=== What you will do ===
In the copy of the lines below, leave out pictures and print everything else exactly.

=== Data to use ===
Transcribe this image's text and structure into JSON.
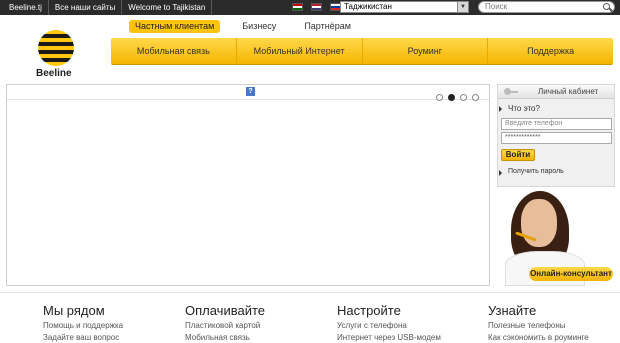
{
  "topbar": {
    "links": [
      "Beeline.tj",
      "Все наши сайты",
      "Welcome to Tajikistan"
    ],
    "country_select": "Таджикистан",
    "search_placeholder": "Поиск"
  },
  "logo": {
    "text": "Beeline"
  },
  "segments": [
    "Частным клиентам",
    "Бизнесу",
    "Партнёрам"
  ],
  "nav": [
    "Мобильная связь",
    "Мобильный Интернет",
    "Роуминг",
    "Поддержка"
  ],
  "banner": {
    "help_icon": "?"
  },
  "login": {
    "title": "Личный кабинет",
    "what_is_it": "Что это?",
    "phone_placeholder": "Введите телефон",
    "password_mask": "*************",
    "submit": "Войти",
    "get_password": "Получить пароль"
  },
  "consultant": {
    "button": "Онлайн-консультант"
  },
  "footer": {
    "columns": [
      {
        "title": "Мы рядом",
        "links": [
          "Помощь и поддержка",
          "Задайте ваш вопрос"
        ]
      },
      {
        "title": "Оплачивайте",
        "links": [
          "Пластиковой картой",
          "Мобильная связь"
        ]
      },
      {
        "title": "Настройте",
        "links": [
          "Услуги с телефона",
          "Интернет через USB-модем"
        ]
      },
      {
        "title": "Узнайте",
        "links": [
          "Полезные телефоны",
          "Как сэкономить в роуминге"
        ]
      }
    ]
  },
  "colors": {
    "brand_yellow": "#fdc30f",
    "topbar": "#2b2b2b"
  }
}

=== Written solution ===
Transcribe this image's text and structure into JSON.
{
  "topbar": {
    "links": [
      "Beeline.tj",
      "Все наши сайты",
      "Welcome to Tajikistan"
    ],
    "country_select": "Таджикистан",
    "search_placeholder": "Поиск"
  },
  "logo": {
    "text": "Beeline"
  },
  "segments": [
    "Частным клиентам",
    "Бизнесу",
    "Партнёрам"
  ],
  "nav": [
    "Мобильная связь",
    "Мобильный Интернет",
    "Роуминг",
    "Поддержка"
  ],
  "banner": {
    "help_icon": "?"
  },
  "login": {
    "title": "Личный кабинет",
    "what_is_it": "Что это?",
    "phone_placeholder": "Введите телефон",
    "password_mask": "*************",
    "submit": "Войти",
    "get_password": "Получить пароль"
  },
  "consultant": {
    "button": "Онлайн-консультант"
  },
  "footer": {
    "columns": [
      {
        "title": "Мы рядом",
        "links": [
          "Помощь и поддержка",
          "Задайте ваш вопрос"
        ]
      },
      {
        "title": "Оплачивайте",
        "links": [
          "Пластиковой картой",
          "Мобильная связь"
        ]
      },
      {
        "title": "Настройте",
        "links": [
          "Услуги с телефона",
          "Интернет через USB-модем"
        ]
      },
      {
        "title": "Узнайте",
        "links": [
          "Полезные телефоны",
          "Как сэкономить в роуминге"
        ]
      }
    ]
  },
  "colors": {
    "brand_yellow": "#fdc30f",
    "topbar": "#2b2b2b"
  }
}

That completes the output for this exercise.